Morning Sickness: Why does it happen and what can you do to help it go away?

  Tired of running to the bathroom? Try out some of the tips below to try and get some relief!

Tired of running to the bathroom? Try out some of the tips below to try and get some relief!

Morning sickness (aka. “Nausea and Vomiting in Pregnancy“) takes no prisoners and shows no mercy. It can strike any pregnant woman at any time during the day–“morning sickness” is a misnomer–and in some cases can last weeks or even months.

Why does this common symptom of pregnancy strike so many of us?

There are several reasons why you may be feeling nauseous during your pregnancy. Increased hormone levels - especially in those first couple months - are one of the most common reasons for your frequent trips to the toilet. Reduced blood sugar levels can also contribute to feeling unwell and bogged down. Many pregnant people also experience increased morning sickness when they are under a lot of stress and when they haven’t rested enough.

What can we do to help the nausea go away?

1. Drinking Herbal Teas

Both Ginger and Spearmint are gentle and safe herbs to use during pregnancy. They are soothing digestives and can provide welcome comfort for mama. Try the Matraea Ginger Mint Tea made with certified organic ginger root and spearmint leaf. Delicious hot or cold this is a great way to soothe your stomach.

2.Use naturally scented peppermint products

Using a naturally scented peppermint body product such as our organic Mint Bliss Lip Balm can soothe in a couple ways. It’s rich moisture from organic shea butter is perfect for replenishing dry, chapped lips. The organic peppermint oil leaves a light and refreshing tingle behind that helps cool and soothe your stomach and senses. This is a great way to find some relief if you can’t keep anything down.

3. Eat Less, More Often

Eating small meals throughout the day can help prevent an upset tummy.

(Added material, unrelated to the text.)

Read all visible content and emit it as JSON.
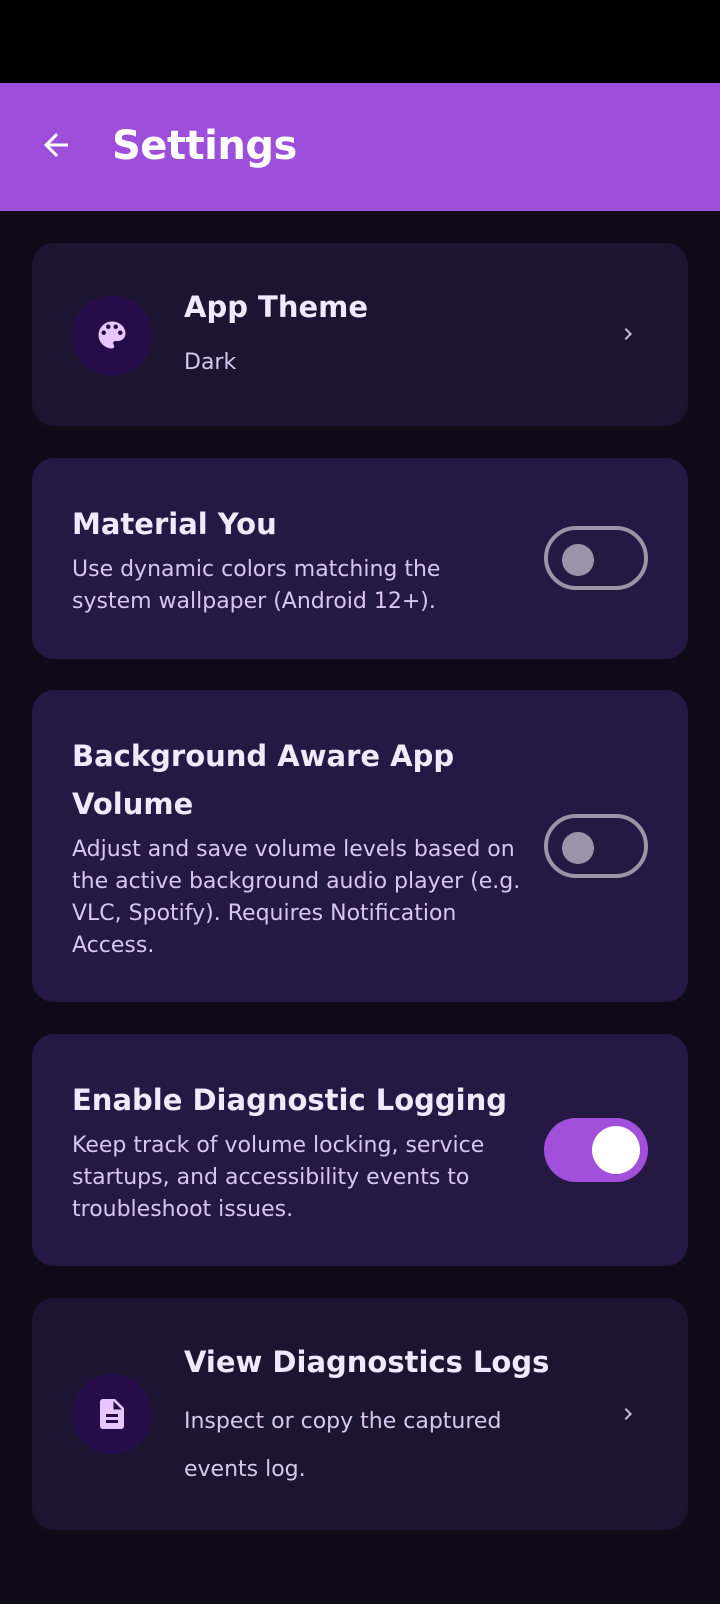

Try snacking on healthy options like apples and peanut butter, crackers or nuts or a couple of slices of cheese to keep your stomach from having to work overtime to digest a larger meal. Most people find they tolerate carbohydrates best in the first trimester, and then start adding higher protein foods as they feel better.  Smaller meals are more easily digested than large ones, and regular snacking prevents you from getting too full or too hungry–both of which can be nausea triggers.

4. Avoid Strong Tastes and Smells

Think of the bland comfort foods that you ate as a child, such as pasta, toast or cereal: generally speaking, the stronger the flavours the stronger the reaction.  Seemingly overnight, pesto or garlic can become intolerable!  Don’t worry, as your pregnancy progresses your diet will most likely return to normal, and your renewed appetite may surprise you!

5. Tried and True Ginger Ale

The trick here is to sip on a flat, room-temperature glass of ginger ale. The carbonated fizz may only increase the discomfort—that’s just what you’re trying to avoid!

6. Water, Water, Water

If you don’t want the added sugar in ginger ale (up to 11 teaspoons of added sugars per serving in some brands) you may find some relief with water. Anecdotal evidence suggests that women who drink a glass of water every hour have much less nausea.  Also, be sure to drink water anytime you get up during the night so that you are refreshed and hydrated come morning.

Where is the silver lining?

Many pregnant people who experience morning sickness in the early weeks and months can reasonably expect it to abate on its own around weeks 12-16 and for their regular appetite to return as well.